In the entries below, find the lines with the word "para" and copy them.

::: Data for the task

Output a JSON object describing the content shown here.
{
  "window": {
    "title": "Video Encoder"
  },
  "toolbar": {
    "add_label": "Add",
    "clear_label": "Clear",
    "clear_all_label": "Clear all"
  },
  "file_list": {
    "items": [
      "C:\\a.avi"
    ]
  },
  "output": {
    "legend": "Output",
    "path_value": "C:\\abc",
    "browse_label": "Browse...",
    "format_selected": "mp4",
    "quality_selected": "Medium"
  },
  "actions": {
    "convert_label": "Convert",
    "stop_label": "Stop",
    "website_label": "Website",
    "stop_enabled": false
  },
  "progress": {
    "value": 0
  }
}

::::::
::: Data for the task

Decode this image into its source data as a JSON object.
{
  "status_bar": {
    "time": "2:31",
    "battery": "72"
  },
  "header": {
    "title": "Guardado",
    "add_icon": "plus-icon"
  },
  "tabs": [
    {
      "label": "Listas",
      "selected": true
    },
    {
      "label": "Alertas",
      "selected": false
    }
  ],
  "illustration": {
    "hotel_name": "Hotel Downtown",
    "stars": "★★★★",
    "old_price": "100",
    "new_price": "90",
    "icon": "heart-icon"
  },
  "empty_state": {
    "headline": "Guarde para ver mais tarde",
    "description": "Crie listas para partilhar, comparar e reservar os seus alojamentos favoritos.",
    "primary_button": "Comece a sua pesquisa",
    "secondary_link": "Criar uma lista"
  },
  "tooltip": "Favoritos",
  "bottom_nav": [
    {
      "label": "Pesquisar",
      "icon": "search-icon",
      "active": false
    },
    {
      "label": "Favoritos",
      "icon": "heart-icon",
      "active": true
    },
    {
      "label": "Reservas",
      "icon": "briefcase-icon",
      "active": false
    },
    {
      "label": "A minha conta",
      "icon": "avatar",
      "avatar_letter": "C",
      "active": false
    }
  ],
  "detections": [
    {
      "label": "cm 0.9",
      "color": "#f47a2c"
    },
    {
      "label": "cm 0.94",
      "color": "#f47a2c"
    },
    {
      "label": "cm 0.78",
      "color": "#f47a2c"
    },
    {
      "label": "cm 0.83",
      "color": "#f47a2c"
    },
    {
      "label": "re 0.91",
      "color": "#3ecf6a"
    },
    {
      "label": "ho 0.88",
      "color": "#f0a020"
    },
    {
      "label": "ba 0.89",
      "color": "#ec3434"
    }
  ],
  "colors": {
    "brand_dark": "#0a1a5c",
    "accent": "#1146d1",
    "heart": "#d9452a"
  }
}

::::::
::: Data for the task

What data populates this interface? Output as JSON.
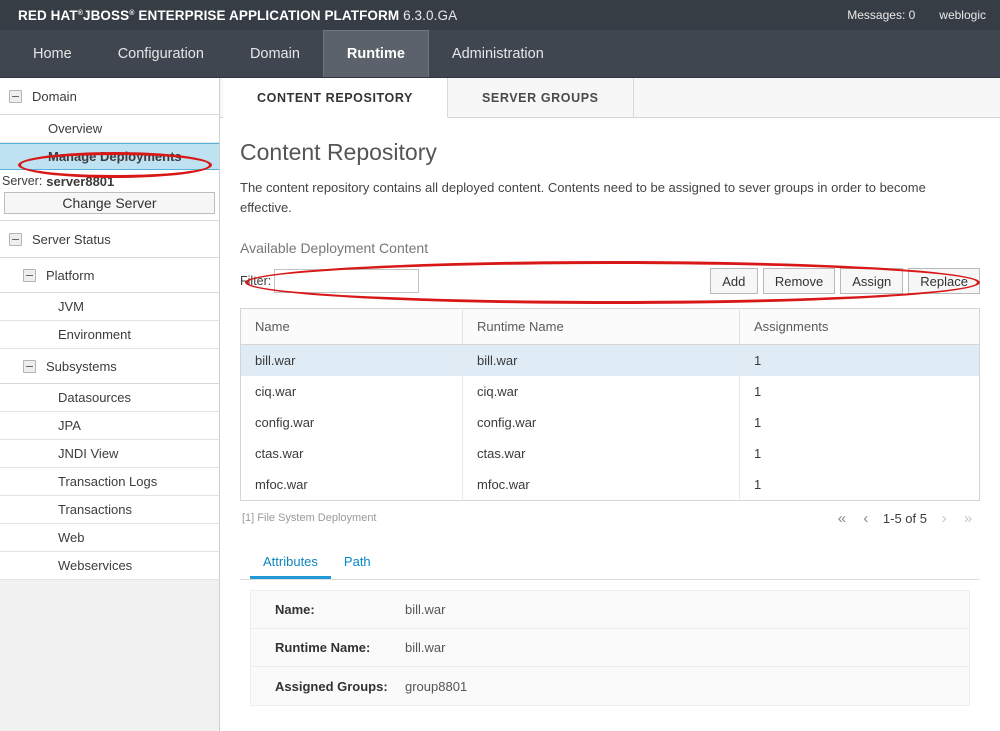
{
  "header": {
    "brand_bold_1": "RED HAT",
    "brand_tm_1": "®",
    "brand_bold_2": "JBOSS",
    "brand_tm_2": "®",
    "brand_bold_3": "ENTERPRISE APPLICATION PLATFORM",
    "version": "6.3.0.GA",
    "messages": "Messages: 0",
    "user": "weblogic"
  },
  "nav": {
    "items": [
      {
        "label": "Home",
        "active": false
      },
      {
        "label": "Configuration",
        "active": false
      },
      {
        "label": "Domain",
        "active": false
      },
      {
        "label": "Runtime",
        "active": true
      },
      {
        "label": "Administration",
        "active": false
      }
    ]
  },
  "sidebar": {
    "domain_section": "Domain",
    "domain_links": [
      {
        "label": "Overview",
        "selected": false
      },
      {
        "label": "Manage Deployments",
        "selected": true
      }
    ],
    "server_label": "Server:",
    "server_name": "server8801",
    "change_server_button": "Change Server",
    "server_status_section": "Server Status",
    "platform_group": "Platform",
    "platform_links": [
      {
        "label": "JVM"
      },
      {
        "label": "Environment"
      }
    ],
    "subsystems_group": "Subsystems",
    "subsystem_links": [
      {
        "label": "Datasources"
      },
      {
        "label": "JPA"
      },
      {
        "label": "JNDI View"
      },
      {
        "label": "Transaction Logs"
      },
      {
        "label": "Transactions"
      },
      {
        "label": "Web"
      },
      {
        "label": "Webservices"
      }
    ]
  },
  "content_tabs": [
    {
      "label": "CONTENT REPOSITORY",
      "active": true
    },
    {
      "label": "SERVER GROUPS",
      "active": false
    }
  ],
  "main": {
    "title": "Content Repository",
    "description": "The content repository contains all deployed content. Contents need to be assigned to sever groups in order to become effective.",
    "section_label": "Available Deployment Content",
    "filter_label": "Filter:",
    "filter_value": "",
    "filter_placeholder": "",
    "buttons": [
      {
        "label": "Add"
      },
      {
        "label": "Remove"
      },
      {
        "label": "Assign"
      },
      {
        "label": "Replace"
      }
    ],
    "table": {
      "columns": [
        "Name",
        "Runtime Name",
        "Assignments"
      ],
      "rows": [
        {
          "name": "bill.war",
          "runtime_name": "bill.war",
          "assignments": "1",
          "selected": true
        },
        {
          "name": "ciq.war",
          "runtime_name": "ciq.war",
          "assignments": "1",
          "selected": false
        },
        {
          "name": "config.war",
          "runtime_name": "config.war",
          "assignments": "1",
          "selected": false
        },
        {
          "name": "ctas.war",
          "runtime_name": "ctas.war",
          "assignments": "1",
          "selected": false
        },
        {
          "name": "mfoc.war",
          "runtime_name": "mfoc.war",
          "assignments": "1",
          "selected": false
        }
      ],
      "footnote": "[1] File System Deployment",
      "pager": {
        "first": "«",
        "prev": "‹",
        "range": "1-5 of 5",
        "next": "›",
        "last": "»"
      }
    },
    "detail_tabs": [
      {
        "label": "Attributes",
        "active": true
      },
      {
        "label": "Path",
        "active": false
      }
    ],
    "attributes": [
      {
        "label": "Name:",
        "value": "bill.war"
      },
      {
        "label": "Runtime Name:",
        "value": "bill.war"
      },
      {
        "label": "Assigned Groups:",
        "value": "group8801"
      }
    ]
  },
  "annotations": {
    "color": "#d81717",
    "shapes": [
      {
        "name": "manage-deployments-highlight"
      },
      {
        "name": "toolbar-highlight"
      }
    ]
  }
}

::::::

- **Solution for this problem**:
    "headline": "Guarde para ver mais tarde",
    "description": "Crie listas para partilhar, comparar e reservar os seus alojamentos favoritos.",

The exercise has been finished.